TASK: From the entries below, gather each line containing the word "Sending".
________________________
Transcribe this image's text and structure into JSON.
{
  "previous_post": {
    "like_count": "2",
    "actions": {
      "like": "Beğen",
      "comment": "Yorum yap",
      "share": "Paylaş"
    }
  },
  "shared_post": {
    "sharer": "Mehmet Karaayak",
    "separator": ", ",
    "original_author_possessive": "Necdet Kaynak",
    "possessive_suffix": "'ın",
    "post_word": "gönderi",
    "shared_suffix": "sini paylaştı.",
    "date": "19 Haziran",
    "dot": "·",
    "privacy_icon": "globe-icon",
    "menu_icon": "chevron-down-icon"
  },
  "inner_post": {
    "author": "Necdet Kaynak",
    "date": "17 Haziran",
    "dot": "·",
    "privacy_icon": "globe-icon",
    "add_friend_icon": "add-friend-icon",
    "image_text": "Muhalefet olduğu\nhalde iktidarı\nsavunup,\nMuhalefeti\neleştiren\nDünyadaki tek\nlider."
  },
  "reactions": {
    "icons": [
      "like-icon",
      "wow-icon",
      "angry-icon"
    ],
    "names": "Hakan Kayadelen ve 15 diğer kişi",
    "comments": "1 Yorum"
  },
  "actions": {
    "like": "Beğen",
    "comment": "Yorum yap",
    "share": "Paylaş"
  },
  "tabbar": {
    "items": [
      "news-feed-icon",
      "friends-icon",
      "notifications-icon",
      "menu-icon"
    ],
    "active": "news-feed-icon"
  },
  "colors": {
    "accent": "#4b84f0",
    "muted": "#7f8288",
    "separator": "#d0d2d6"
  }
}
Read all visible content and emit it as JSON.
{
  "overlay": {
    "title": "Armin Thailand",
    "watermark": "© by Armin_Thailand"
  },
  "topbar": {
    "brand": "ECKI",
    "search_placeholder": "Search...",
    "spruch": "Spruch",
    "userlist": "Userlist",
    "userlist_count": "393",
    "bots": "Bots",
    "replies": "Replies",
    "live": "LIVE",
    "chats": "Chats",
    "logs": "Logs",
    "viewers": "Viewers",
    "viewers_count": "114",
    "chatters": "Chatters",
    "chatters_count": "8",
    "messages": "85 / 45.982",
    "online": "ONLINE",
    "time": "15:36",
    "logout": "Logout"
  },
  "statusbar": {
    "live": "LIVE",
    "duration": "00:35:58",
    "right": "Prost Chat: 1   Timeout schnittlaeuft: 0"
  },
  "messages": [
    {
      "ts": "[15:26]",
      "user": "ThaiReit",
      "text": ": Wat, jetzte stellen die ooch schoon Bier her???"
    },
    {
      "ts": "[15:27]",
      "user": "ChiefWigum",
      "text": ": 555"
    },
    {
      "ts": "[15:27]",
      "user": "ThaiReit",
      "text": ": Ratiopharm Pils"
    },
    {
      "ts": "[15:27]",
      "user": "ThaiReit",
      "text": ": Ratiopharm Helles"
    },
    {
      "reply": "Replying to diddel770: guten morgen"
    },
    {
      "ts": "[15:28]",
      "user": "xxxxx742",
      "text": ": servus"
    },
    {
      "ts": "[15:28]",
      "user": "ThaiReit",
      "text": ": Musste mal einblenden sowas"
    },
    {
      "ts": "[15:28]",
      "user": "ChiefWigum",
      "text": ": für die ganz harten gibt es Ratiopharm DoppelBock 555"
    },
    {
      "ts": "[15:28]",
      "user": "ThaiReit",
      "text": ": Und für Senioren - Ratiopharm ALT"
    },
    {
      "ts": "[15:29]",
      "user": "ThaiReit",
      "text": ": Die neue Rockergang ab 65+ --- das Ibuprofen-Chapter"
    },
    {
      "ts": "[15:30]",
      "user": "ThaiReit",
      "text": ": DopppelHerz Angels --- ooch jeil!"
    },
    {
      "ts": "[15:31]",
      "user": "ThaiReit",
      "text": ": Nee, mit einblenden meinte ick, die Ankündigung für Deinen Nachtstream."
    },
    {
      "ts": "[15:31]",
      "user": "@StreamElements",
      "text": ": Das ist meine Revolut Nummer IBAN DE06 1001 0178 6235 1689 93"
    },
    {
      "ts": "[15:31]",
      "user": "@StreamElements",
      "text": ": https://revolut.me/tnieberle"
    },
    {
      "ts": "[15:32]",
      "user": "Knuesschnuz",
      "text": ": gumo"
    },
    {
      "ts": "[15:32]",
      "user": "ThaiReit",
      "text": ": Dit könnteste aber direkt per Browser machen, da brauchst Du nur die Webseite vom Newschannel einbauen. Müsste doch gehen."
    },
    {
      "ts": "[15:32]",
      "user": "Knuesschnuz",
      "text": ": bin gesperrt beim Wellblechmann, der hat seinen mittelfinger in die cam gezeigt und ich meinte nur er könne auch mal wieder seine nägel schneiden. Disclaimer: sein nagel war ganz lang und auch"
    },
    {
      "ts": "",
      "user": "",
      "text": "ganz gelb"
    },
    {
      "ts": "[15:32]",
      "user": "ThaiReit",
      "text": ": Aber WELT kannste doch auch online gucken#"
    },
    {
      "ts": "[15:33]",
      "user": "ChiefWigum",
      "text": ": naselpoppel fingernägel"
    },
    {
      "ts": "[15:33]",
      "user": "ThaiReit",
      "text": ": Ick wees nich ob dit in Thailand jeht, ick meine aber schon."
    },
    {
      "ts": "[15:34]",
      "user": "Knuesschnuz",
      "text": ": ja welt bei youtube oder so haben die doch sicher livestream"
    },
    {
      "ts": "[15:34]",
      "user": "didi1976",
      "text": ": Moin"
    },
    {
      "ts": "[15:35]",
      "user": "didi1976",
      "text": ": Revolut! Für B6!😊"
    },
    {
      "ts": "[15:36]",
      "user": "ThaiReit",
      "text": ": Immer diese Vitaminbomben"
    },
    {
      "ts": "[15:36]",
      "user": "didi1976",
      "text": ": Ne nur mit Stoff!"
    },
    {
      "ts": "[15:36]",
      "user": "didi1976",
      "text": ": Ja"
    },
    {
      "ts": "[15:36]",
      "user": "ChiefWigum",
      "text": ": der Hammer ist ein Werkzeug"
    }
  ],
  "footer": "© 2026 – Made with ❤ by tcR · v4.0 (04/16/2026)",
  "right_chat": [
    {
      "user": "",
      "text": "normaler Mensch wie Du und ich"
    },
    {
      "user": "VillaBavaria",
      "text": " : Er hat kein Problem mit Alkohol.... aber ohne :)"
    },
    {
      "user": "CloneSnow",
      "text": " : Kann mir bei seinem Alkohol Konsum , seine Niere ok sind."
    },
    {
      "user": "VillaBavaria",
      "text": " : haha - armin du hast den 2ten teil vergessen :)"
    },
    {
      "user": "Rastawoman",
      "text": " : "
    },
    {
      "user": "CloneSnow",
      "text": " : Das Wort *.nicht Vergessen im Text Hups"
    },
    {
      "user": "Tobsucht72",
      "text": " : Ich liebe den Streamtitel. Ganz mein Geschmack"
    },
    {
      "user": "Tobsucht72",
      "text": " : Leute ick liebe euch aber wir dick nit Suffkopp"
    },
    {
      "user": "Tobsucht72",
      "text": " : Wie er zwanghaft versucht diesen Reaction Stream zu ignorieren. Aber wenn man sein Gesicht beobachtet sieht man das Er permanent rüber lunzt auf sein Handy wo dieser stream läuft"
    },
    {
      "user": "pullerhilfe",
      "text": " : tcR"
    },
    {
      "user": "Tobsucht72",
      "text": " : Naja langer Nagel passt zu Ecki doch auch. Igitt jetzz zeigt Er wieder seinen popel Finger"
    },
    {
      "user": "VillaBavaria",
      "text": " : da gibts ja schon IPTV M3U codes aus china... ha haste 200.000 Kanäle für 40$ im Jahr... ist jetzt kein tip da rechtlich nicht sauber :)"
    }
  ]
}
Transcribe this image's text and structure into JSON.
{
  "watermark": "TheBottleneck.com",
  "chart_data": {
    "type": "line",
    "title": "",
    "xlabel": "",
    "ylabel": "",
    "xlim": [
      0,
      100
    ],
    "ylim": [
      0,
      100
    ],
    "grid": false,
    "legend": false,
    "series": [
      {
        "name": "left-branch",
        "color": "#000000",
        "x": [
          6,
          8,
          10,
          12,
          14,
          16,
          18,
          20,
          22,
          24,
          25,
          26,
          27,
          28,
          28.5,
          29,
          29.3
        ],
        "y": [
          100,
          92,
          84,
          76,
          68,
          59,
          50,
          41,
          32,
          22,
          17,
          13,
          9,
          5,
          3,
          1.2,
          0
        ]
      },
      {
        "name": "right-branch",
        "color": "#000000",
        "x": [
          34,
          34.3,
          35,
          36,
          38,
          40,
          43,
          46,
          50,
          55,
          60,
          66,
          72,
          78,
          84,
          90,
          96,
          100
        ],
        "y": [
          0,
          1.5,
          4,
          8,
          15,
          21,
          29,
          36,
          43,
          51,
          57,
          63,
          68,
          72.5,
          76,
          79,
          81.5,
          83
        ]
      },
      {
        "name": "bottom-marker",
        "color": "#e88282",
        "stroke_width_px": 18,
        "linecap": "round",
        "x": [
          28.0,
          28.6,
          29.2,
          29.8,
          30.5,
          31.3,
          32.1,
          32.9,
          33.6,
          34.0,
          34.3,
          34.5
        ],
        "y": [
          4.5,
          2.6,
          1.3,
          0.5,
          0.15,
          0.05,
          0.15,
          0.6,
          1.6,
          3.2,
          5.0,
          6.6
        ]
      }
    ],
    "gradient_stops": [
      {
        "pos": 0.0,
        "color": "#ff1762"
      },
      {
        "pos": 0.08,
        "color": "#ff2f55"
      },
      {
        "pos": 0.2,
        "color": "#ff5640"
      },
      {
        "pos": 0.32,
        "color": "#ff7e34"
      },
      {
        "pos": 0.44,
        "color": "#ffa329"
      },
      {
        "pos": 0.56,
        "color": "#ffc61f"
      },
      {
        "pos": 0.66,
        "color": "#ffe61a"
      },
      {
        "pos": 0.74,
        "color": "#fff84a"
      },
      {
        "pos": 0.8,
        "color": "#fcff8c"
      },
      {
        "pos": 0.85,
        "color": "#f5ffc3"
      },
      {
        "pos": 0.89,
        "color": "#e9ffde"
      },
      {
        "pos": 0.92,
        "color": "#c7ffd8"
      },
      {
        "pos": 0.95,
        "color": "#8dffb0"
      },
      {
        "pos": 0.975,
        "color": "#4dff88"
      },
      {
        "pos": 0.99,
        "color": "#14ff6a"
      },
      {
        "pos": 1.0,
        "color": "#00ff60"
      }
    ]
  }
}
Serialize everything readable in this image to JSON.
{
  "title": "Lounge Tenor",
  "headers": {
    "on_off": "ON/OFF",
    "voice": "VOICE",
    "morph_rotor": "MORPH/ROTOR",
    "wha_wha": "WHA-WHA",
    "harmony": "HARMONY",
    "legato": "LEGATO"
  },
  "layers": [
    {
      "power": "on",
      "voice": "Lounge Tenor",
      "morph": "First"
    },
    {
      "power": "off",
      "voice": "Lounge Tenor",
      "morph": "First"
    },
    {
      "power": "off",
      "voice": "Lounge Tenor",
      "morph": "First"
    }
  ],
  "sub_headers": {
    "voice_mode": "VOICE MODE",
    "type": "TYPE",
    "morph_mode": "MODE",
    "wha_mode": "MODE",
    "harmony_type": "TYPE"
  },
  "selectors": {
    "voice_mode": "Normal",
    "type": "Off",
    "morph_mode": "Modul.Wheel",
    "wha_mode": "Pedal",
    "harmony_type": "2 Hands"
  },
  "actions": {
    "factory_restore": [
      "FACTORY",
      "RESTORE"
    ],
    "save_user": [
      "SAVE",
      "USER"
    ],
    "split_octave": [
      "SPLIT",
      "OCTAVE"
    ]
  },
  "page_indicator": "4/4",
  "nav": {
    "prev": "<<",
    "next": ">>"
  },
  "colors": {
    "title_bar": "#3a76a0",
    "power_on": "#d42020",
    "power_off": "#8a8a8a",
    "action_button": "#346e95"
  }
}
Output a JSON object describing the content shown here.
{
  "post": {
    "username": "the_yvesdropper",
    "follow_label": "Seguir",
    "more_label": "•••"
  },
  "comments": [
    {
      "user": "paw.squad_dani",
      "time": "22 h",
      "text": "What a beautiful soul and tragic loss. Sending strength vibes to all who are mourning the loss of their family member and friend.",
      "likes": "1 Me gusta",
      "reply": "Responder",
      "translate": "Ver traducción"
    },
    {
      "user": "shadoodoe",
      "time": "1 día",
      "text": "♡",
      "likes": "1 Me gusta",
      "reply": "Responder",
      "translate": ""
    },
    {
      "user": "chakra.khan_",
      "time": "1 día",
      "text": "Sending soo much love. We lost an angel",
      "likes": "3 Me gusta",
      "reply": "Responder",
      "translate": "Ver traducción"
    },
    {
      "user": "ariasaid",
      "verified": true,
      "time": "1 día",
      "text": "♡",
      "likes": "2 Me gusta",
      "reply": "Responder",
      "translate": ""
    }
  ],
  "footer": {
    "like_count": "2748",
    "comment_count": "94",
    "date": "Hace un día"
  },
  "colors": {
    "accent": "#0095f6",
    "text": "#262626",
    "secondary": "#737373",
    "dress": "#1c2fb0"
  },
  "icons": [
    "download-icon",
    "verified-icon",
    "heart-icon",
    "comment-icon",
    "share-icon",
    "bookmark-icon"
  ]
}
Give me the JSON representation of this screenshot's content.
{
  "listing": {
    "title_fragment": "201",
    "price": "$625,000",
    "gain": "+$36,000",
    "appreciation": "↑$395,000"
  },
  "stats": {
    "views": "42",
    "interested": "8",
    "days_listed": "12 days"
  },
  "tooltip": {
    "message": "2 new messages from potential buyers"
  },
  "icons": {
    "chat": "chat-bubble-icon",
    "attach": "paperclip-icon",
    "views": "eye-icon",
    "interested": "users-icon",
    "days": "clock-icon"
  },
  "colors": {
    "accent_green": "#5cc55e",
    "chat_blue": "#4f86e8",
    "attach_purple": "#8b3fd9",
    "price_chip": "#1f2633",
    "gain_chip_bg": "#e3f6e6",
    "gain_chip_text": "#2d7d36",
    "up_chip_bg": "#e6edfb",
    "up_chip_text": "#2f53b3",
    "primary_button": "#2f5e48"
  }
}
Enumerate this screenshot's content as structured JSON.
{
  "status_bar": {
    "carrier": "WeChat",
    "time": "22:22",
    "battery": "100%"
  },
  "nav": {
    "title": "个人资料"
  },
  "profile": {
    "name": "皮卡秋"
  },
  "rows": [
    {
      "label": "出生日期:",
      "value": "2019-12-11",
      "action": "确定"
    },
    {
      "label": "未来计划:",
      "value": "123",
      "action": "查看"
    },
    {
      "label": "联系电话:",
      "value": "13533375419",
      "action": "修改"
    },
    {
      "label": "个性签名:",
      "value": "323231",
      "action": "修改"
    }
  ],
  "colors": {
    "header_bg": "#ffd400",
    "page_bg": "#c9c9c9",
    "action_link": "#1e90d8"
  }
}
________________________
ANSWER TO THE EXERCISE:
      "text": "What a beautiful soul and tragic loss. Sending strength vibes to all who are mourning the loss of their family member and friend.",
      "text": "Sending soo much love. We lost an angel",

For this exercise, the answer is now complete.